Exercise directions
The answer must consist of every line in the records below that contains the string "plus".

:::::

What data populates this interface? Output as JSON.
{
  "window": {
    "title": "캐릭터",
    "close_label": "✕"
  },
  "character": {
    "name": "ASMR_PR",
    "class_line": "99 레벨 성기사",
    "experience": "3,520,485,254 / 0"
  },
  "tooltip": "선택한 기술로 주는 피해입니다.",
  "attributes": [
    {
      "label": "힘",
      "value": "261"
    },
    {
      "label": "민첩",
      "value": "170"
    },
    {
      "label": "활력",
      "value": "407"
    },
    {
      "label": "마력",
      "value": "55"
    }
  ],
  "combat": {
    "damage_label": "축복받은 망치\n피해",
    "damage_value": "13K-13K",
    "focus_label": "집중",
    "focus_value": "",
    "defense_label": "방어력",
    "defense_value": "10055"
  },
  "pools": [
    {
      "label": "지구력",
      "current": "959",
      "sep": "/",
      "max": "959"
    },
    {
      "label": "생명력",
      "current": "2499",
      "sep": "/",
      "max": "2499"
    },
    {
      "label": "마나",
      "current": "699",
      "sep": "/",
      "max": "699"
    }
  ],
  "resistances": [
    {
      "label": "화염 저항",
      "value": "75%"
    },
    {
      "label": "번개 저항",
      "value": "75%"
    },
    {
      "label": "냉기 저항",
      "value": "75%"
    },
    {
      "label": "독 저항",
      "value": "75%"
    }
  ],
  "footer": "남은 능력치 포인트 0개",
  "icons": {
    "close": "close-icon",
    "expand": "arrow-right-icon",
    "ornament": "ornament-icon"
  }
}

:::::

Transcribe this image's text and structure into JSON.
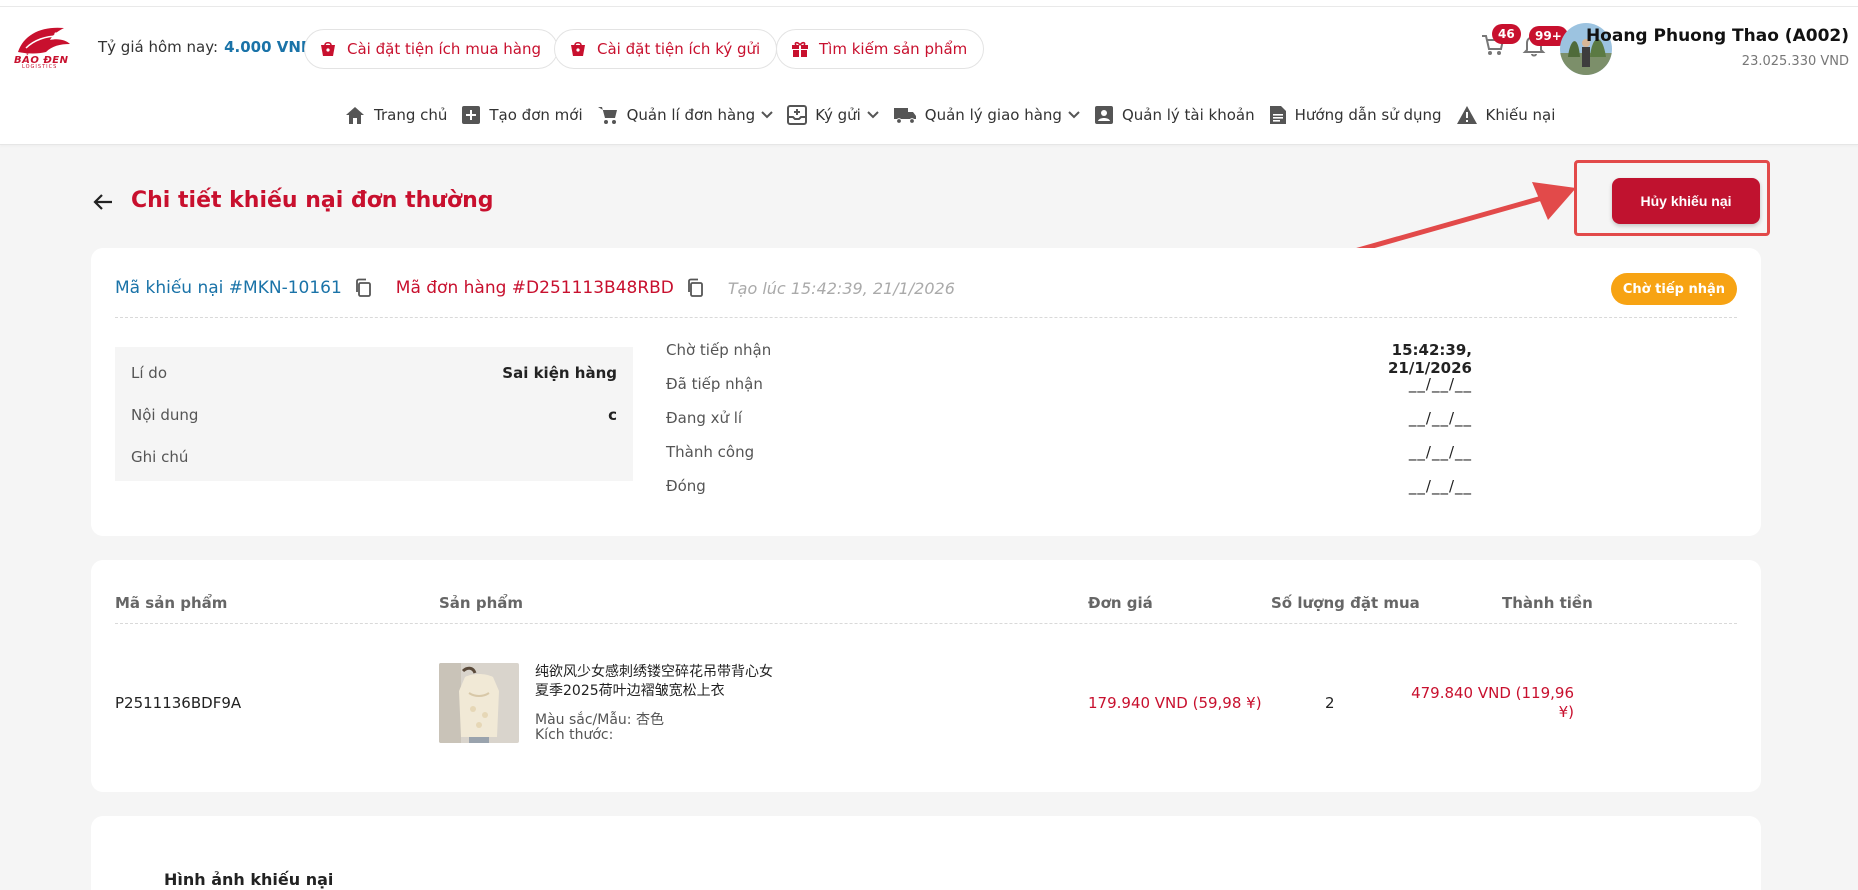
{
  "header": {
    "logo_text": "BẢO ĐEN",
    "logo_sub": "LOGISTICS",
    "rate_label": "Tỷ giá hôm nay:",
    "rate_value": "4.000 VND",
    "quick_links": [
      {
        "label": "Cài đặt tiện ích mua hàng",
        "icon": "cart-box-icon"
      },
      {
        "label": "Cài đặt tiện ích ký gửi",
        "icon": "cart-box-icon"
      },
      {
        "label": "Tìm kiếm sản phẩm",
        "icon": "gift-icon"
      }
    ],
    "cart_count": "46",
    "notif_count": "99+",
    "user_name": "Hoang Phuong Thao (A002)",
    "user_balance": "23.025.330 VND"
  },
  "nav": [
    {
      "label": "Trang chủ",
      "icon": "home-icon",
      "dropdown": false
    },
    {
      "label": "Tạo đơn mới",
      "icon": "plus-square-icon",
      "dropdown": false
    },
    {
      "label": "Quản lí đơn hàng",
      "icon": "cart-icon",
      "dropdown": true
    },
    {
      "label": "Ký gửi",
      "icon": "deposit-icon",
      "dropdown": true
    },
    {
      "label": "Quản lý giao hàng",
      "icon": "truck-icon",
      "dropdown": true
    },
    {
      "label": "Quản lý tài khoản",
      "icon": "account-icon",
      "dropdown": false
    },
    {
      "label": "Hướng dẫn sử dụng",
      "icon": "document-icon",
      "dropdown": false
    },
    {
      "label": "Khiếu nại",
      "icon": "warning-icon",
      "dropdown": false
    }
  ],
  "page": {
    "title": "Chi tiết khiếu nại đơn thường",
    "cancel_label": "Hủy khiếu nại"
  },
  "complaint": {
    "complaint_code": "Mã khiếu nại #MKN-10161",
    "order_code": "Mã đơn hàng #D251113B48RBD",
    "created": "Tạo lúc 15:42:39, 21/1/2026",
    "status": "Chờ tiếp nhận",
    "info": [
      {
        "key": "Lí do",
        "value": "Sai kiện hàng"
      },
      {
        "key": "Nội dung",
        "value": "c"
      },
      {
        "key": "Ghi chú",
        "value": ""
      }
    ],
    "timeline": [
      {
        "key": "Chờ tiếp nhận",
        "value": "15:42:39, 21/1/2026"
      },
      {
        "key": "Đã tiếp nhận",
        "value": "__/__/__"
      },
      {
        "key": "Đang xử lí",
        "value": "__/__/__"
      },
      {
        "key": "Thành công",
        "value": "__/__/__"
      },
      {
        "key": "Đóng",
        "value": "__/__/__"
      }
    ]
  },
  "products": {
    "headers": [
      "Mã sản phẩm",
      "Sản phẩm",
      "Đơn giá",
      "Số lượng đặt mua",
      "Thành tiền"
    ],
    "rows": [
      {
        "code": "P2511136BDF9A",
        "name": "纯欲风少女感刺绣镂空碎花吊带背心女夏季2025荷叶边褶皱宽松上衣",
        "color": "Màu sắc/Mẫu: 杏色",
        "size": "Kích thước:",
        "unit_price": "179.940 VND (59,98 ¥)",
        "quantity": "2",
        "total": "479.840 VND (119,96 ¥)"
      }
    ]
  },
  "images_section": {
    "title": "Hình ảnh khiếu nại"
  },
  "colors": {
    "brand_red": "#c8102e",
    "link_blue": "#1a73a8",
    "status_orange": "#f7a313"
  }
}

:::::

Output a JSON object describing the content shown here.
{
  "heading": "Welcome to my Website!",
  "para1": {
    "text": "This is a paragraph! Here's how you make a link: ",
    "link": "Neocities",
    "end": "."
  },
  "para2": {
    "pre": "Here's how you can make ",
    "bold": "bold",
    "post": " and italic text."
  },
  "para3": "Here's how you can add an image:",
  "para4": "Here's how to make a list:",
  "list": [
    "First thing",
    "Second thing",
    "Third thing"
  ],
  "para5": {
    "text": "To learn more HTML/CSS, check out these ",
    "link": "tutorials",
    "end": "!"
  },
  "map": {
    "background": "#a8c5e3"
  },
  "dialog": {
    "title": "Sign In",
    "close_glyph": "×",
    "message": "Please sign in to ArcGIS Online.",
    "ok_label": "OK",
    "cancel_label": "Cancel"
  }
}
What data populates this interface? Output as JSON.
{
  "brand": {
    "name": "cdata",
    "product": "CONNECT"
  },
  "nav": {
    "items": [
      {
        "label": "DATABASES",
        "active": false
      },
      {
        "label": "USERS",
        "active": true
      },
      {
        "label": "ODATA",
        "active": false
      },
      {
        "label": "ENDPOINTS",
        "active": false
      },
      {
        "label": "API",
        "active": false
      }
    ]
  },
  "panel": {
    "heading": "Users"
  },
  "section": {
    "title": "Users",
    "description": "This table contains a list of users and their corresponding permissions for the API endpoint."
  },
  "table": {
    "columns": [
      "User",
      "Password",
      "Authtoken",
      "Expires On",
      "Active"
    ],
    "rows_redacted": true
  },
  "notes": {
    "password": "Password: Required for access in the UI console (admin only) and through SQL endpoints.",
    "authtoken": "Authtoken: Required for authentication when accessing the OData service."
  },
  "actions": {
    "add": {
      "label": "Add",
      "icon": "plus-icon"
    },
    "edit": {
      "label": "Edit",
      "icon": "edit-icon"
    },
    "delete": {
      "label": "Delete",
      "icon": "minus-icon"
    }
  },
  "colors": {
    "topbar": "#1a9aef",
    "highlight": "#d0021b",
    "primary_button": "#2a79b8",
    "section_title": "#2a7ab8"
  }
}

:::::

Answer space
      "icon": "plus-square-icon",
      "icon": "plus-icon"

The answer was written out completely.